[Web page and app entries]
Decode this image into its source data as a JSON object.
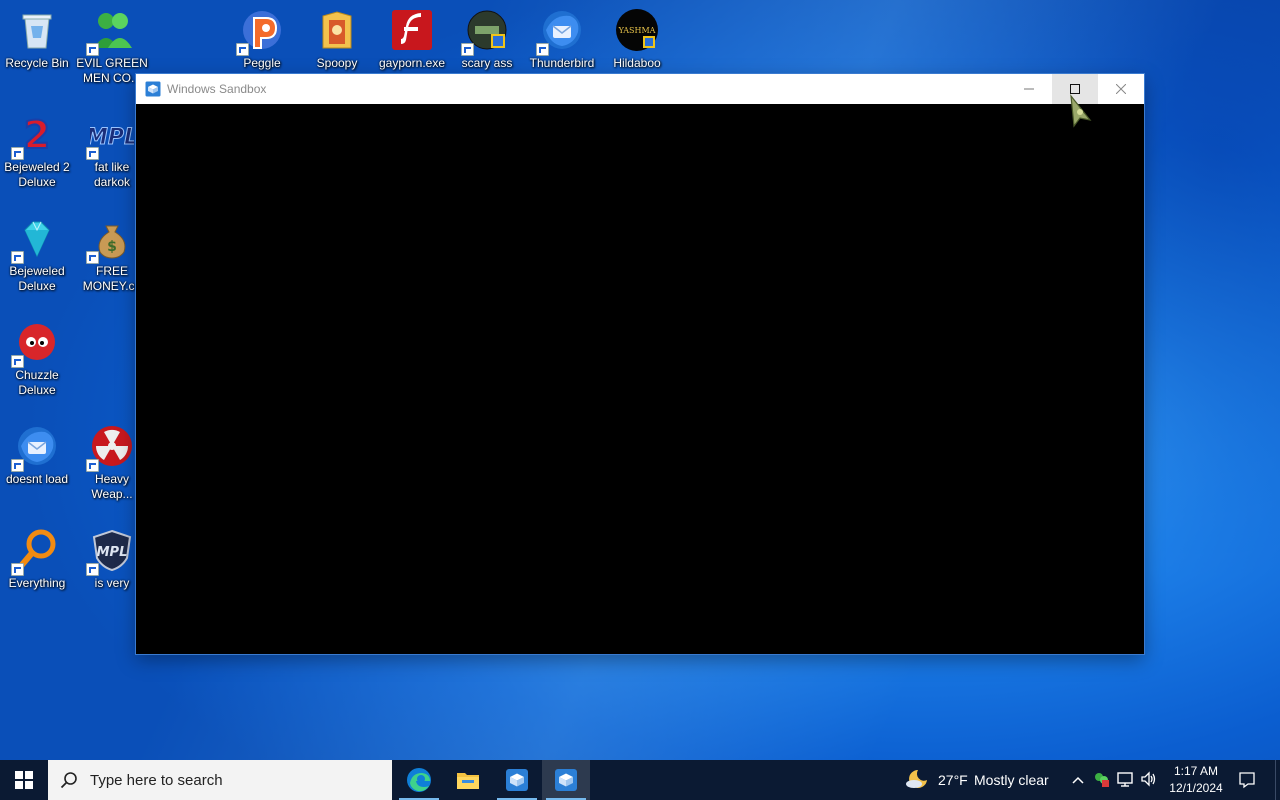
{
  "desktop": {
    "icons": [
      {
        "label": "Recycle Bin",
        "icon": "recycle-bin-icon"
      },
      {
        "label": "EVIL GREEN MEN CO...",
        "icon": "green-men-icon"
      },
      {
        "label": "Peggle",
        "icon": "peggle-icon"
      },
      {
        "label": "Spoopy",
        "icon": "folder-icon"
      },
      {
        "label": "gayporn.exe",
        "icon": "flash-icon"
      },
      {
        "label": "scary ass",
        "icon": "scary-icon"
      },
      {
        "label": "Thunderbird",
        "icon": "thunderbird-icon"
      },
      {
        "label": "Hildaboo",
        "icon": "yashma-icon"
      },
      {
        "label": "Bejeweled 2 Deluxe",
        "icon": "bejeweled2-icon"
      },
      {
        "label": "fat like darkok",
        "icon": "mpl-icon"
      },
      {
        "label": "Bejeweled Deluxe",
        "icon": "gem-icon"
      },
      {
        "label": "FREE MONEY.co",
        "icon": "money-bag-icon"
      },
      {
        "label": "Chuzzle Deluxe",
        "icon": "chuzzle-icon"
      },
      {
        "label": "doesnt load",
        "icon": "thunderbird-icon"
      },
      {
        "label": "Heavy Weap...",
        "icon": "radiation-icon"
      },
      {
        "label": "Everything",
        "icon": "magnifier-icon"
      },
      {
        "label": "is very",
        "icon": "mpl-shield-icon"
      }
    ],
    "yashma_text": "YASHMA"
  },
  "window": {
    "title": "Windows Sandbox"
  },
  "taskbar": {
    "search_placeholder": "Type here to search",
    "weather_temp": "27°F",
    "weather_desc": "Mostly clear",
    "time": "1:17 AM",
    "date": "12/1/2024"
  },
  "colors": {
    "taskbar_bg": "#0b1a33",
    "accent": "#76b9ed",
    "window_title": "#8a8a8a"
  }
}
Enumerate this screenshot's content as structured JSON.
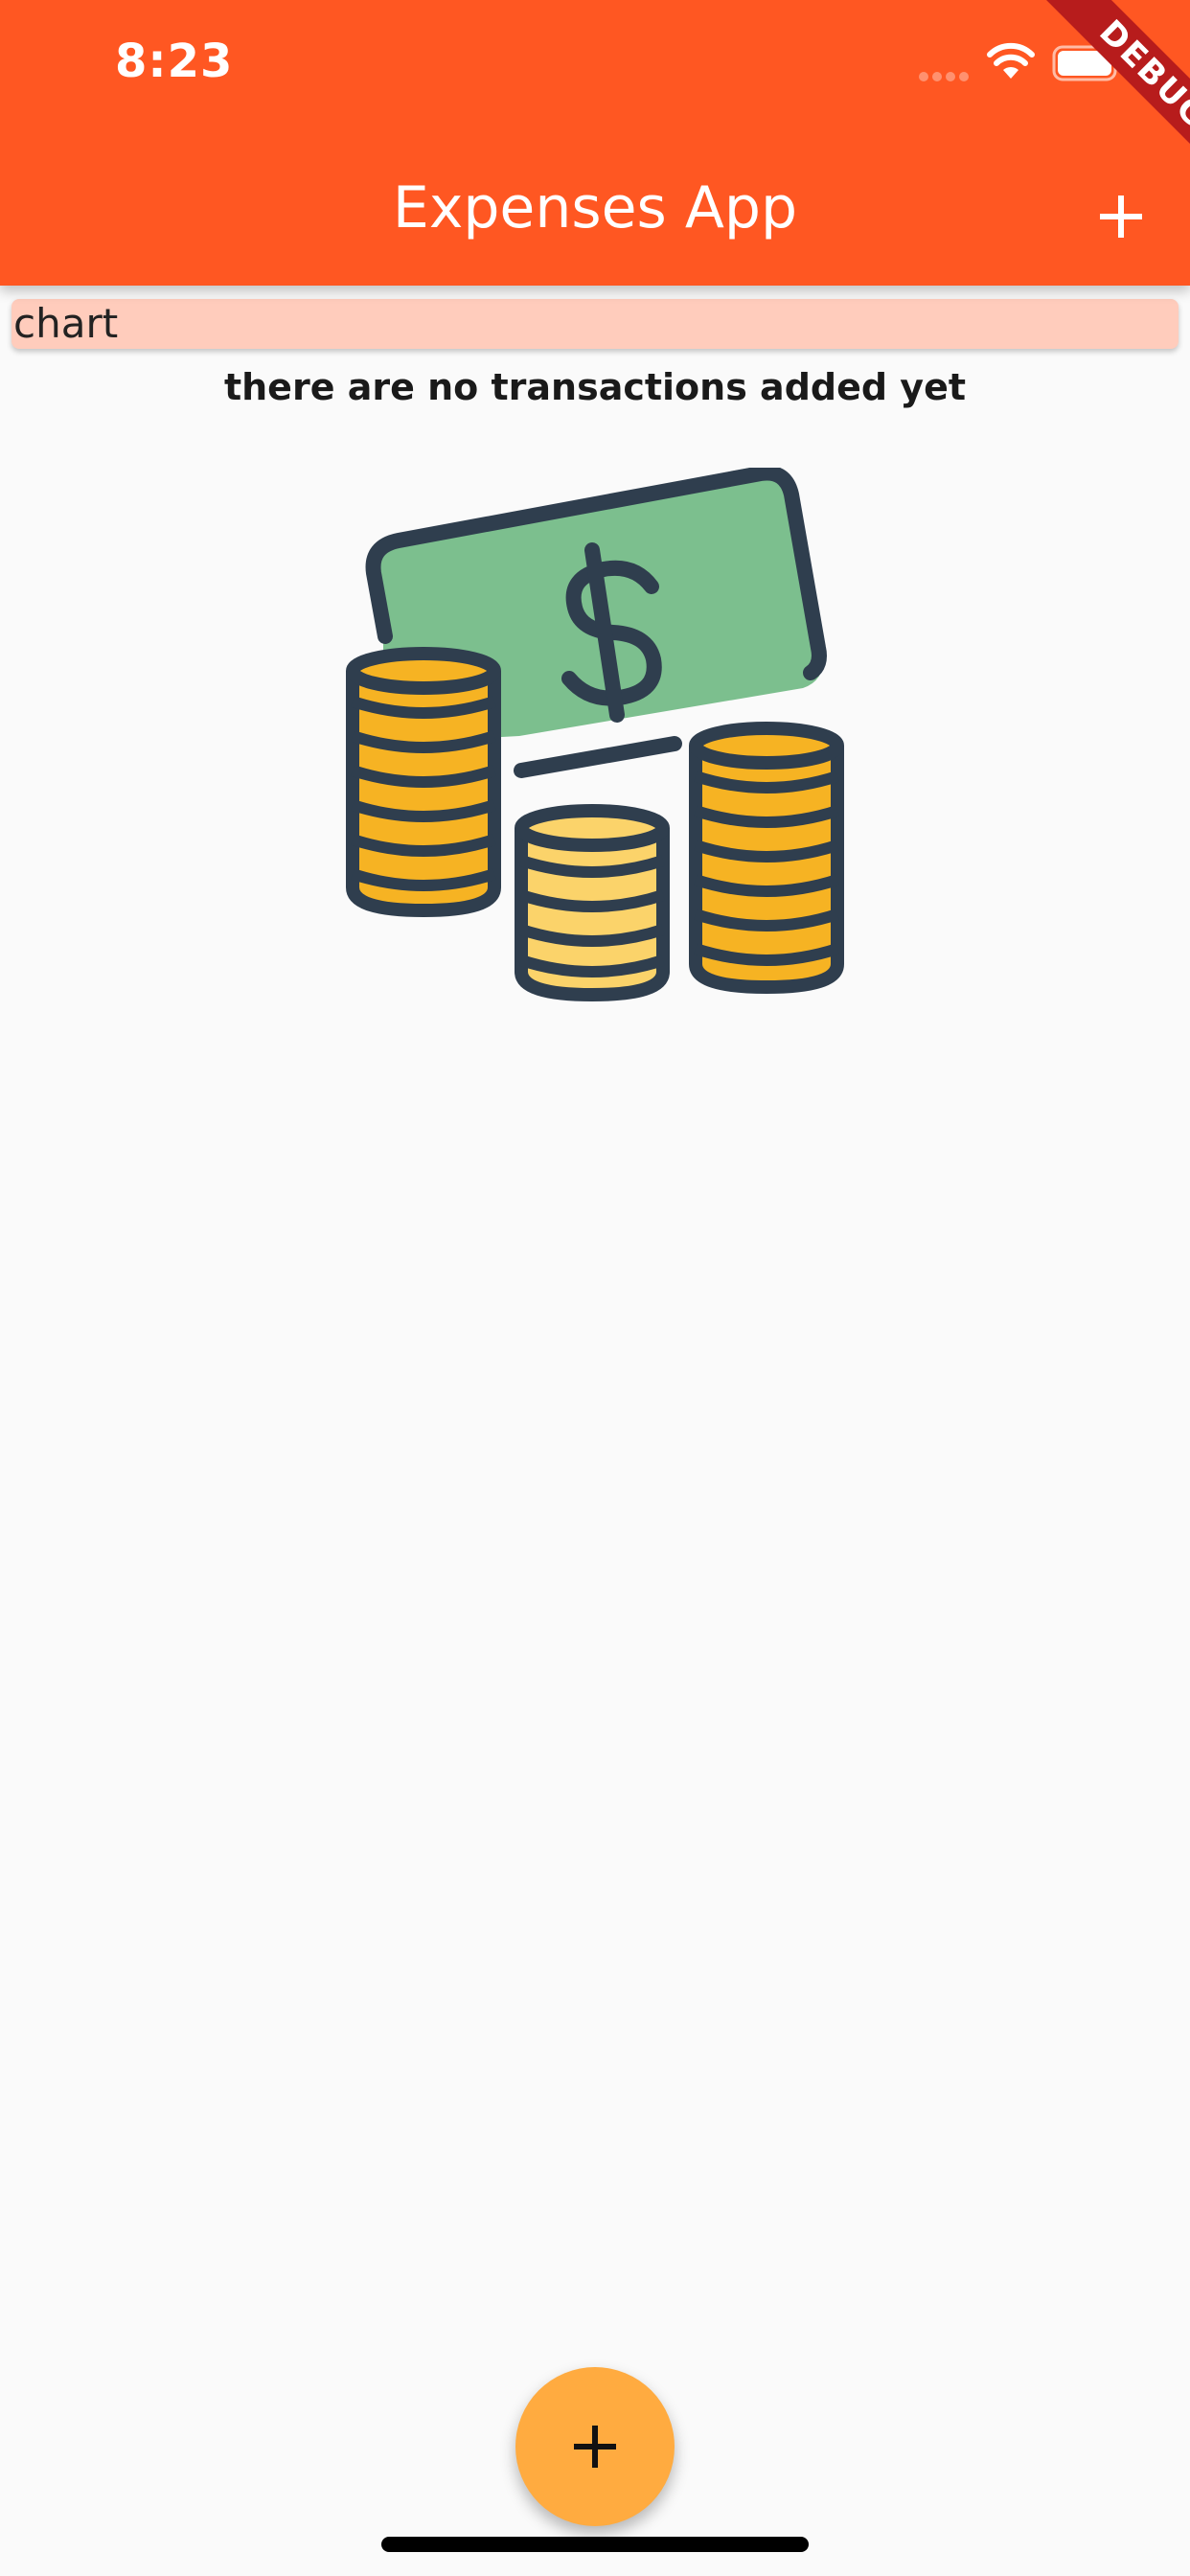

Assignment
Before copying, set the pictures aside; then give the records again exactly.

Exercise answer
Decode this image into its source data as a JSON object.
{
  "desktop": {
    "icons": [
      {
        "label": "Recycle Bin",
        "icon": "recycle-bin-icon"
      },
      {
        "label": "EVIL GREEN MEN CO...",
        "icon": "green-men-icon"
      },
      {
        "label": "Peggle",
        "icon": "peggle-icon"
      },
      {
        "label": "Spoopy",
        "icon": "folder-icon"
      },
      {
        "label": "gayporn.exe",
        "icon": "flash-icon"
      },
      {
        "label": "scary ass",
        "icon": "scary-icon"
      },
      {
        "label": "Thunderbird",
        "icon": "thunderbird-icon"
      },
      {
        "label": "Hildaboo",
        "icon": "yashma-icon"
      },
      {
        "label": "Bejeweled 2 Deluxe",
        "icon": "bejeweled2-icon"
      },
      {
        "label": "fat like darkok",
        "icon": "mpl-icon"
      },
      {
        "label": "Bejeweled Deluxe",
        "icon": "gem-icon"
      },
      {
        "label": "FREE MONEY.co",
        "icon": "money-bag-icon"
      },
      {
        "label": "Chuzzle Deluxe",
        "icon": "chuzzle-icon"
      },
      {
        "label": "doesnt load",
        "icon": "thunderbird-icon"
      },
      {
        "label": "Heavy Weap...",
        "icon": "radiation-icon"
      },
      {
        "label": "Everything",
        "icon": "magnifier-icon"
      },
      {
        "label": "is very",
        "icon": "mpl-shield-icon"
      }
    ],
    "yashma_text": "YASHMA"
  },
  "window": {
    "title": "Windows Sandbox"
  },
  "taskbar": {
    "search_placeholder": "Type here to search",
    "weather_temp": "27°F",
    "weather_desc": "Mostly clear",
    "time": "1:17 AM",
    "date": "12/1/2024"
  },
  "colors": {
    "taskbar_bg": "#0b1a33",
    "accent": "#76b9ed",
    "window_title": "#8a8a8a"
  }
}
Enumerate this screenshot's content as structured JSON.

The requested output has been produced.